|No. 16 Iowa State falls to No. 6 Kansas, 92-81|
|Written by Admin|
|Wednesday, 29 January 2014 18:07|
First, the sixth-ranked Jayhawks would go on a run.
Then, it would be up to his team to respond.
Sure enough, Kansas raced out to a big early lead, only for the 16th-ranked Cyclones to storm back and tie the game. But Iowa State never could get over the hump, and the Jayhawks managed to close with a flourish for a 92-81 victory.
''They came out on fire,'' Hoiberg said. ''They do such a good job of jumping on you. But you can't panic and we didn't. I give our guys credit for climbing back into the game and cutting that thing to one late.''
Andrew Wiggins scored a career-high 29 points, including six straight late in the game, to help push the Jayhawks' winning streak to seven straight games.
Wiggins, the nation's No. 1 recruit, has caught fire after a slow start to his college career. He had 27 points in Saturday's win at TCU, and matched that with an emphatic dunk that gave Kansas an 81-72 lead with just under 3 minutes remaining in the game.
''He's so aggressive right now,'' Hoiberg said. ''You can tell he's oozing with confidence.''
Perry Ellis added 20 points for Kansas (16-4, 7-0 Big 12), which has won five straight over the Cyclones. Joel Embiid added 14 points and 11 rebounds, while Naadir Tharpe had 12 points and 12 assists and Wayne Selden had 11 points and five assists.
Georges Niang led the Cyclones (15-4, 3-4) with 24 points. DeAndre Kane added 22 points and Melvin Ejim, battling foul trouble much of the game, finished with 18 points and eight rebounds.
''We just stayed poised,'' Kane said. ''We knew in this building they were going to go on runs.''
Iowa State started the season with 14 straight wins, but has dropped four of its last five. That includes a 77-70 loss to the Jayhawks earlier this month in Ames.
The Jayhawks held on despite a shortened bench. Forward Tarik Black missed his second game with an ankle injury while guard Conner Frankamp did not suit up because of a knee injury.
It didn't seem to matter early in the game.
The Jayhawks roared to a 30-14 lead in the opening minutes, dominating on the offensive glass and taking advantage of rapidly retreating Cyclones on the defensive boards.
''We were missing shots and they were making shots,'' Kane said. ''Wasn't really anything we were doing wrong.
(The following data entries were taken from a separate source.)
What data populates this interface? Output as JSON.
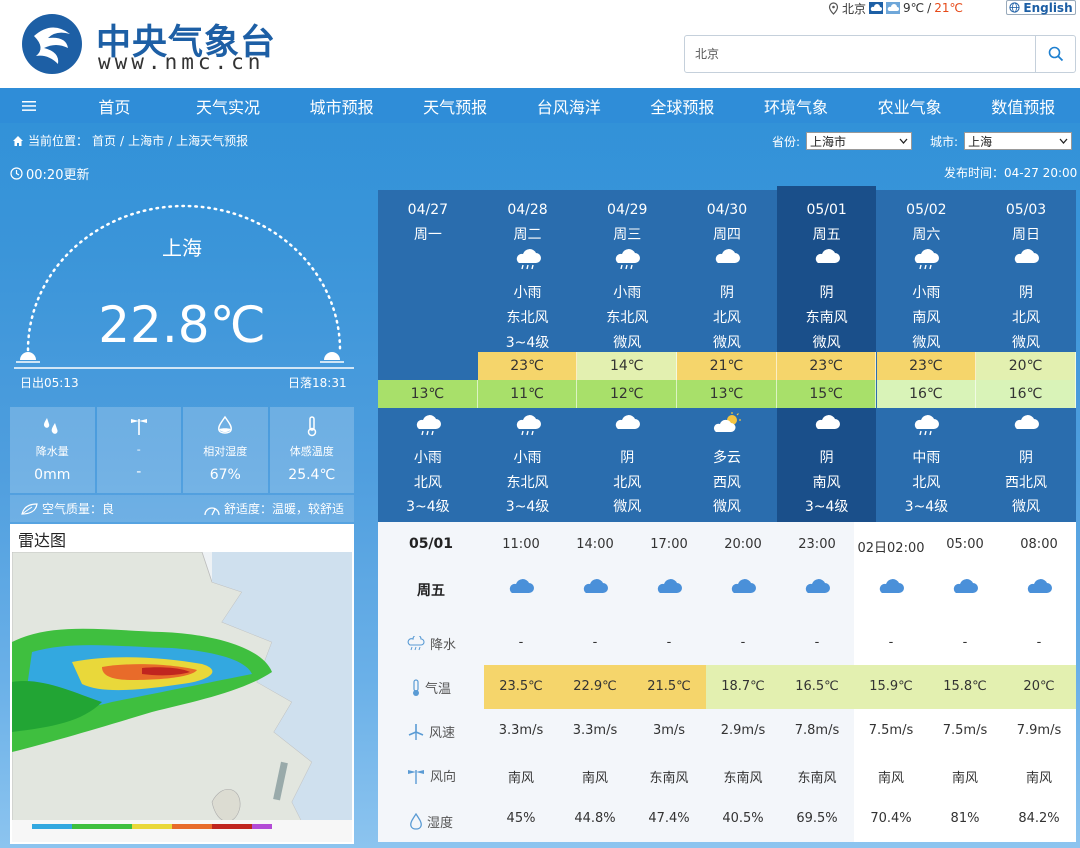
{
  "header": {
    "site_name": "中央气象台",
    "site_url": "www.nmc.cn",
    "top_city": "北京",
    "top_temp_low": "9℃",
    "top_sep": "/",
    "top_temp_high": "21℃",
    "english_label": "English",
    "search_value": "北京"
  },
  "nav": {
    "items": [
      "首页",
      "天气实况",
      "城市预报",
      "天气预报",
      "台风海洋",
      "全球预报",
      "环境气象",
      "农业气象",
      "数值预报"
    ]
  },
  "breadcrumb": {
    "prefix": "当前位置：",
    "items": [
      "首页",
      "上海市",
      "上海天气预报"
    ],
    "sep": "/"
  },
  "selectors": {
    "province_label": "省份:",
    "province_value": "上海市",
    "city_label": "城市:",
    "city_value": "上海"
  },
  "status": {
    "update": "00:20更新",
    "publish": "发布时间：04-27 20:00"
  },
  "current": {
    "city": "上海",
    "temp": "22.8℃",
    "sunrise": "日出05:13",
    "sunset": "日落18:31"
  },
  "stats": [
    {
      "icon": "raindrops-icon",
      "label": "降水量",
      "value": "0mm"
    },
    {
      "icon": "wind-vane-icon",
      "label": "-",
      "value": "-"
    },
    {
      "icon": "humidity-icon",
      "label": "相对湿度",
      "value": "67%"
    },
    {
      "icon": "thermometer-icon",
      "label": "体感温度",
      "value": "25.4℃"
    }
  ],
  "air": {
    "quality": "空气质量：良",
    "comfort": "舒适度：温暖，较舒适"
  },
  "radar": {
    "title": "雷达图"
  },
  "forecast": [
    {
      "date": "04/27",
      "week": "周一",
      "day_weather": "",
      "day_wind_dir": "",
      "day_wind_level": "",
      "high": "",
      "low": "13℃",
      "night_icon": "cloud-rain-icon",
      "night_weather": "小雨",
      "night_wind_dir": "北风",
      "night_wind_level": "3~4级"
    },
    {
      "date": "04/28",
      "week": "周二",
      "day_icon": "cloud-rain-icon",
      "day_weather": "小雨",
      "day_wind_dir": "东北风",
      "day_wind_level": "3~4级",
      "high": "23℃",
      "low": "11℃",
      "night_icon": "cloud-rain-icon",
      "night_weather": "小雨",
      "night_wind_dir": "东北风",
      "night_wind_level": "3~4级"
    },
    {
      "date": "04/29",
      "week": "周三",
      "day_icon": "cloud-rain-icon",
      "day_weather": "小雨",
      "day_wind_dir": "东北风",
      "day_wind_level": "微风",
      "high": "14℃",
      "low": "12℃",
      "night_icon": "cloud-icon",
      "night_weather": "阴",
      "night_wind_dir": "北风",
      "night_wind_level": "微风"
    },
    {
      "date": "04/30",
      "week": "周四",
      "day_icon": "cloud-icon",
      "day_weather": "阴",
      "day_wind_dir": "北风",
      "day_wind_level": "微风",
      "high": "21℃",
      "low": "13℃",
      "night_icon": "partly-cloudy-icon",
      "night_weather": "多云",
      "night_wind_dir": "西风",
      "night_wind_level": "微风"
    },
    {
      "date": "05/01",
      "week": "周五",
      "day_icon": "cloud-icon",
      "day_weather": "阴",
      "day_wind_dir": "东南风",
      "day_wind_level": "微风",
      "high": "23℃",
      "low": "15℃",
      "night_icon": "cloud-icon",
      "night_weather": "阴",
      "night_wind_dir": "南风",
      "night_wind_level": "3~4级"
    },
    {
      "date": "05/02",
      "week": "周六",
      "day_icon": "cloud-rain-icon",
      "day_weather": "小雨",
      "day_wind_dir": "南风",
      "day_wind_level": "微风",
      "high": "23℃",
      "low": "16℃",
      "night_icon": "cloud-rain-icon",
      "night_weather": "中雨",
      "night_wind_dir": "北风",
      "night_wind_level": "3~4级"
    },
    {
      "date": "05/03",
      "week": "周日",
      "day_icon": "cloud-icon",
      "day_weather": "阴",
      "day_wind_dir": "北风",
      "day_wind_level": "微风",
      "high": "20℃",
      "low": "16℃",
      "night_icon": "cloud-icon",
      "night_weather": "阴",
      "night_wind_dir": "西北风",
      "night_wind_level": "微风"
    }
  ],
  "hourly": {
    "date": "05/01",
    "week": "周五",
    "labels": {
      "precip": "降水",
      "temp": "气温",
      "wind_speed": "风速",
      "wind_dir": "风向",
      "humidity": "湿度"
    },
    "columns": [
      {
        "time": "11:00",
        "precip": "-",
        "temp": "23.5℃",
        "speed": "3.3m/s",
        "dir": "南风",
        "hum": "45%"
      },
      {
        "time": "14:00",
        "precip": "-",
        "temp": "22.9℃",
        "speed": "3.3m/s",
        "dir": "南风",
        "hum": "44.8%"
      },
      {
        "time": "17:00",
        "precip": "-",
        "temp": "21.5℃",
        "speed": "3m/s",
        "dir": "东南风",
        "hum": "47.4%"
      },
      {
        "time": "20:00",
        "precip": "-",
        "temp": "18.7℃",
        "speed": "2.9m/s",
        "dir": "东南风",
        "hum": "40.5%"
      },
      {
        "time": "23:00",
        "precip": "-",
        "temp": "16.5℃",
        "speed": "7.8m/s",
        "dir": "东南风",
        "hum": "69.5%"
      },
      {
        "time": "02日02:00",
        "precip": "-",
        "temp": "15.9℃",
        "speed": "7.5m/s",
        "dir": "南风",
        "hum": "70.4%"
      },
      {
        "time": "05:00",
        "precip": "-",
        "temp": "15.8℃",
        "speed": "7.5m/s",
        "dir": "南风",
        "hum": "81%"
      },
      {
        "time": "08:00",
        "precip": "-",
        "temp": "20℃",
        "speed": "7.9m/s",
        "dir": "南风",
        "hum": "84.2%"
      }
    ]
  },
  "colors": {
    "nav": "#2f8dd8",
    "high_warm": "#f5d56b",
    "high_mild": "#e3f0b0",
    "low_green": "#a8e06a",
    "low_pale": "#d9f3b8",
    "selected_day": "#1a4f8a",
    "accent_red": "#e64a19"
  }
}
Defensively we did our job.''
Just as quickly, though, Iowa State whittled into the lead.
The comeback began with a jam off an alley-oop pass by Ejim, and picked up momentum when the Cyclones hit 3-pointers on four straight trips down court. By the time Monte Morris finished off the run, done mostly while Wiggins sat on the bench, the lead had been trimmed to 37-34.
''We came out and stubbed our toe early so we knew we had to battle back when we had our backs up against the wall,'' Niang said.
Ellis, who had 15 first-half points, finally got Kansas back on track with an easy dunk, and Embiid made two free throws to give the Jayhawks a 46-43 halftime lead.
The Cyclones pulled even for the first time when Kane buried a 3-pointer out of halftime, but the Jayhawks responded with 11 straight points to regain control. Wiggins did most of the work, hitting a long jumper and a scooping layup while also getting to the free throw line.
By that point, a packed crowd that included Kansas City Royals Billy Butler and Jeremy Guthrie and Grammy nominated musician Trey Songz was on its feet.
Iowa State made one more charge. Ejim scored to draw within 73-69 and force Kansas coach Bill Self to call a timeout, and Niang drained a 3-pointer moments later to make it a one-point game.
Embiid responded with a thunderous dunk, and after Kane turned it over at the other end, the Dustin Hogue intentionally fouled Wiggins on a fast break. He made both free throws, and then added a putback off Embiid's miss to make it a four-point trip.
''It hurt,'' Wiggins said of the intentional foul, ''so I thought something was wrong with it.''
Wiggins added a run-out dunk after another turnover to give the Jayhawks an 81-72 lead, and the defending Big 12 champions managed to hold on from there.
''I'm not surprised at all because we got prepared to play these games,'' Tharpe said. ''It was a matter of time until everyone just went out there and started to play.''